(Records excerpted from a collection)
----

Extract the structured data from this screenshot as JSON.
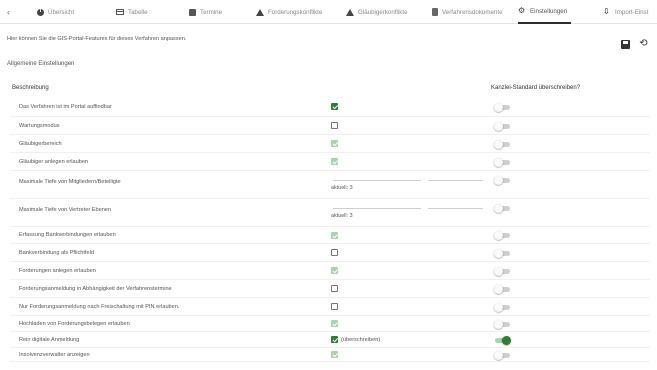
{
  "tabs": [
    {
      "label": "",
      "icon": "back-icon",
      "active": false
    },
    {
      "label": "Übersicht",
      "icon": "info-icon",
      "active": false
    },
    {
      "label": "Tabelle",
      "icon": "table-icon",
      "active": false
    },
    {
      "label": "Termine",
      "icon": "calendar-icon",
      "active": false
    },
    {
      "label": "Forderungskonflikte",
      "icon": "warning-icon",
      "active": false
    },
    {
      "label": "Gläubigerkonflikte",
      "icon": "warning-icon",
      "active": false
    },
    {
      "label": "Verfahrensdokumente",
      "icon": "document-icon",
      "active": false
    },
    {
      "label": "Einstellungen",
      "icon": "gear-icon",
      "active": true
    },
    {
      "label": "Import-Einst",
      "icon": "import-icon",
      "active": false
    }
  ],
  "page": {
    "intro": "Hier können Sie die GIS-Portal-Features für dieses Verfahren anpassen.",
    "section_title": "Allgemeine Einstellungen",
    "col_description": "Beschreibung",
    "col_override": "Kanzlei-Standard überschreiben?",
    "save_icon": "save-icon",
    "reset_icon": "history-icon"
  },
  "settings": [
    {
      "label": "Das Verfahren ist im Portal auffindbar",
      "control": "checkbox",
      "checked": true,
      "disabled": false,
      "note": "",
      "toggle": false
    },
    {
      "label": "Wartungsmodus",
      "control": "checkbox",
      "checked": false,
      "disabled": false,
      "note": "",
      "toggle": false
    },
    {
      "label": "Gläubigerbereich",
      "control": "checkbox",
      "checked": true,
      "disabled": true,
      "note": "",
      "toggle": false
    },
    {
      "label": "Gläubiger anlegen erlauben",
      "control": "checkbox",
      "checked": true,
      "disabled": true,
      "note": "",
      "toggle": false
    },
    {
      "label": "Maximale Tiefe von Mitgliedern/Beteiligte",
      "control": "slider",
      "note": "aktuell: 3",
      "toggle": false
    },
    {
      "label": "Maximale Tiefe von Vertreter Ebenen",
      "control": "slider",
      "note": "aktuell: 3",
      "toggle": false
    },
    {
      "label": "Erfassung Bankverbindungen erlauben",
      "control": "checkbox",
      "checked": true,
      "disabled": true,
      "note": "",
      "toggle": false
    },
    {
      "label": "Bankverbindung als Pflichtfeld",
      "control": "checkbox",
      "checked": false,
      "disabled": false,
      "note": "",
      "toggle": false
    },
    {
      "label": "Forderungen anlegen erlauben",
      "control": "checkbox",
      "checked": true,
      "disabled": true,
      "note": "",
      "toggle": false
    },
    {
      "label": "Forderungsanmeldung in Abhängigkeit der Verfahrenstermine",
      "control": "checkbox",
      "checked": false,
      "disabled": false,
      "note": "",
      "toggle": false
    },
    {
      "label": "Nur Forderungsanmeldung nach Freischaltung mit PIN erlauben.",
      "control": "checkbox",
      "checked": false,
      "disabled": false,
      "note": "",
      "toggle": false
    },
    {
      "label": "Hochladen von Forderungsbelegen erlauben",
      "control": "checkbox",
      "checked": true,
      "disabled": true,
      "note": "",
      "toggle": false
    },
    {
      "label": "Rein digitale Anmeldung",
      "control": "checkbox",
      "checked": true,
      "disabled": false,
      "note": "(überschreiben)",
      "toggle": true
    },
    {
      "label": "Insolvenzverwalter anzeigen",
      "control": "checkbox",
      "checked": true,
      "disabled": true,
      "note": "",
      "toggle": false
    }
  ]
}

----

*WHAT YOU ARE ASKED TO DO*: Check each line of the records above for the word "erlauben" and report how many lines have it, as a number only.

*SOLUTION TO THIS TASK*: 5